Last year an oil field worker lost his life in an explosion and subsequent fire near Loving, in Eddy County, that also injured another worker. That horrific incident happened less than a year after three workers were killed in another explosion at a battery of oil tanks outside of Carlsbad. Worth noting though is that the incident last year in Loving happened at a facility operated by WPX Energy, a company based in Oklahoma but with multiple facilities in New Mexico. WPX also operated the facility that in 2016 caught fire near Chaco Canyon, and burned for days before being extinguished. That explosion was so massive it caused the temporary closure of the nearby highway and the evacuation of 55 nearby residents.

And here is why it’s worth tying these all together. That company, WPX had JUST opened that facility near Chaco.

“The site that exploded is a brand new facility that consists of six wells drilled to shale formations that have never been adequately analyzed for impacts and safety concerns.” Mike Eisenfeld, the Energy and Climate Program manager at the San Juan Citizens Alliance, told EcoWatch in an email.

WPX was given approval to develop the site from the New Mexico Oil Conservation Division in September.
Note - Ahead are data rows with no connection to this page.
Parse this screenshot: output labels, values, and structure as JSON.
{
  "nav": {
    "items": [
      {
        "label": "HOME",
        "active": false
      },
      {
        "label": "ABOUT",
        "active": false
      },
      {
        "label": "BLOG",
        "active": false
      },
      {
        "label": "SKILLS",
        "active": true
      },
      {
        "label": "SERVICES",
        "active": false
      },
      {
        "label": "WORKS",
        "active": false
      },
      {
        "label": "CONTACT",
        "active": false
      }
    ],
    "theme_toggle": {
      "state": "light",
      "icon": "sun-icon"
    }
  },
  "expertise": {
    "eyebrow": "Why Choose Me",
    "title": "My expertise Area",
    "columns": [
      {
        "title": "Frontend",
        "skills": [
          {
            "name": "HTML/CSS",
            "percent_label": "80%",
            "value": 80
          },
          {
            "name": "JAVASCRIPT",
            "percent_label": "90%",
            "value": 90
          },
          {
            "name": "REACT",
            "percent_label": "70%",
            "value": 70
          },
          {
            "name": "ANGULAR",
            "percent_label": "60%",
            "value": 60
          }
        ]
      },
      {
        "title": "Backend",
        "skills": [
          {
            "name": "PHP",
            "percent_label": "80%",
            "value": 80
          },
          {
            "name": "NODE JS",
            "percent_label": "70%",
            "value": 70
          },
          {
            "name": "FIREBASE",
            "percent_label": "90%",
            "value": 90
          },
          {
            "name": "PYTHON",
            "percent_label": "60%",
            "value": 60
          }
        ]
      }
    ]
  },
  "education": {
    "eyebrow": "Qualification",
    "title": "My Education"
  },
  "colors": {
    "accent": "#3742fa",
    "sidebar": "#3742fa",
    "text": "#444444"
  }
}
The U.S. Bureau of Land Management (BLM) Farmington Field Office gave final approval to drill the land in December.

The explosion happened in July, 2016 and WPX has received zero in penalties as a result.

These are just a few examples of incidents that made news but with 1,400 gallons of oil spilled EVERY DAY in New Mexico, we know that the industry is riddled with facilities in need of repair and maintenance. The oversight of these facilities falls to the OCD, but when that body can’t issue meaningful citations backed by significant fines to give them leverage, no wonder we keep hearing about the same companies and same bad actors every few months when another community is evacuated or someone dies.

Supporting SB 186 is just common sense. And, it needs to be passed clean, without amendments from the New Mexico Oil and Gas Association that would water down the penalties or put any kind of cap on them.

Call your legislator NOW and encourage them to support SB 186!